| Exercise requirements |
When you copy the entries, omit the images and keep every word as it is.

| The input |
- - - -
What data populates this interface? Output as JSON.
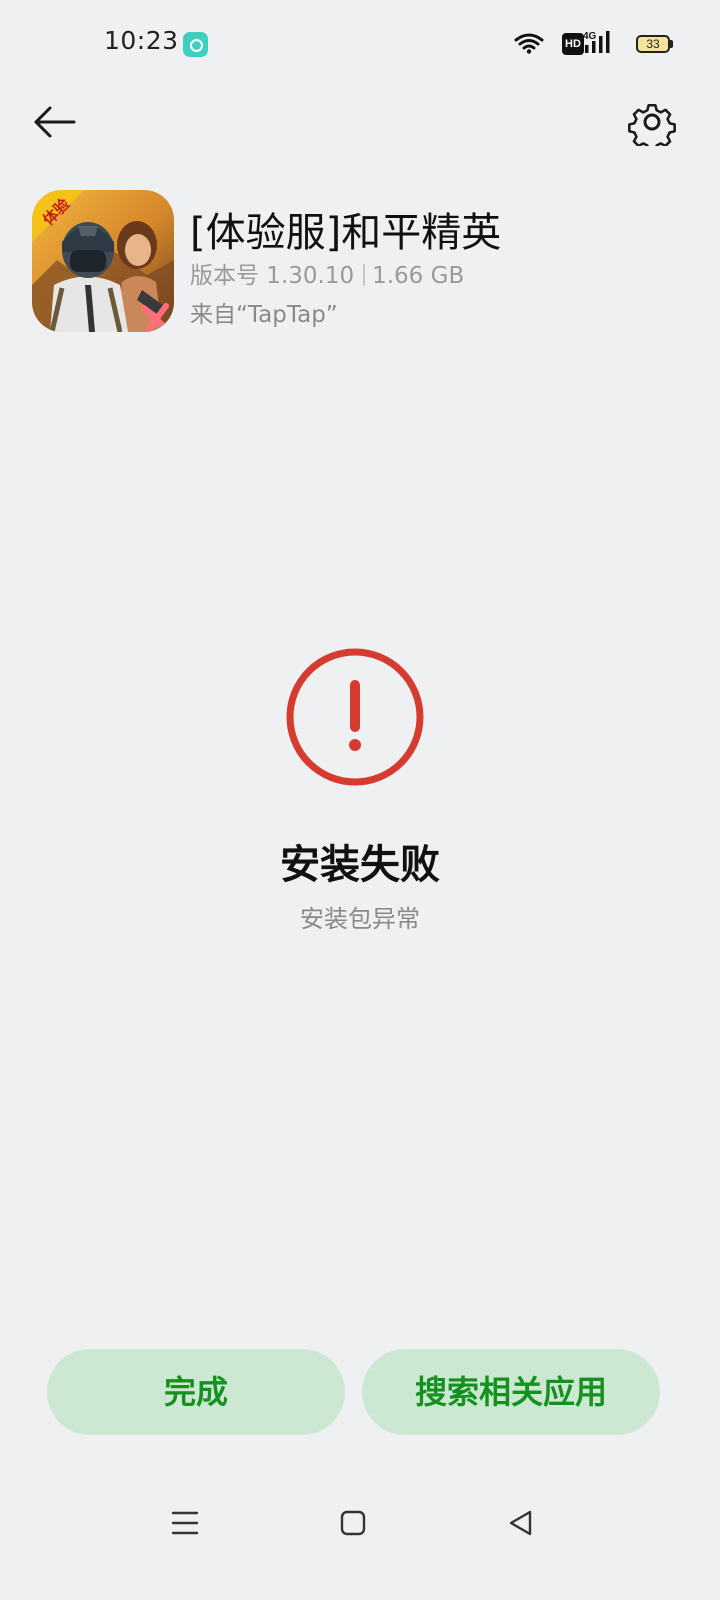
{
  "status_bar": {
    "time": "10:23",
    "hd_label": "HD",
    "network_label": "4G",
    "battery_level": "33"
  },
  "header": {
    "back_icon": "arrow-left-icon",
    "settings_icon": "gear-icon"
  },
  "app": {
    "title": "[体验服]和平精英",
    "version": "版本号 1.30.10",
    "size": "1.66 GB",
    "source": "来自“TapTap”",
    "icon_badge": "体验"
  },
  "result": {
    "icon": "exclamation-circle-icon",
    "title": "安装失败",
    "subtitle": "安装包异常"
  },
  "actions": {
    "done_label": "完成",
    "search_label": "搜索相关应用"
  },
  "colors": {
    "background": "#eff0f2",
    "error": "#d63b2f",
    "button_bg": "#cde8d2",
    "button_text": "#14911f"
  }
}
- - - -
| Exercise response |
What data populates this interface? Output as JSON.
{
  "status_bar": {
    "time": "10:23",
    "hd_label": "HD",
    "network_label": "4G",
    "battery_level": "33"
  },
  "header": {
    "back_icon": "arrow-left-icon",
    "settings_icon": "gear-icon"
  },
  "app": {
    "title": "[体验服]和平精英",
    "version": "版本号 1.30.10",
    "size": "1.66 GB",
    "source": "来自“TapTap”",
    "icon_badge": "体验"
  },
  "result": {
    "icon": "exclamation-circle-icon",
    "title": "安装失败",
    "subtitle": "安装包异常"
  },
  "actions": {
    "done_label": "完成",
    "search_label": "搜索相关应用"
  },
  "colors": {
    "background": "#eff0f2",
    "error": "#d63b2f",
    "button_bg": "#cde8d2",
    "button_text": "#14911f"
  }
}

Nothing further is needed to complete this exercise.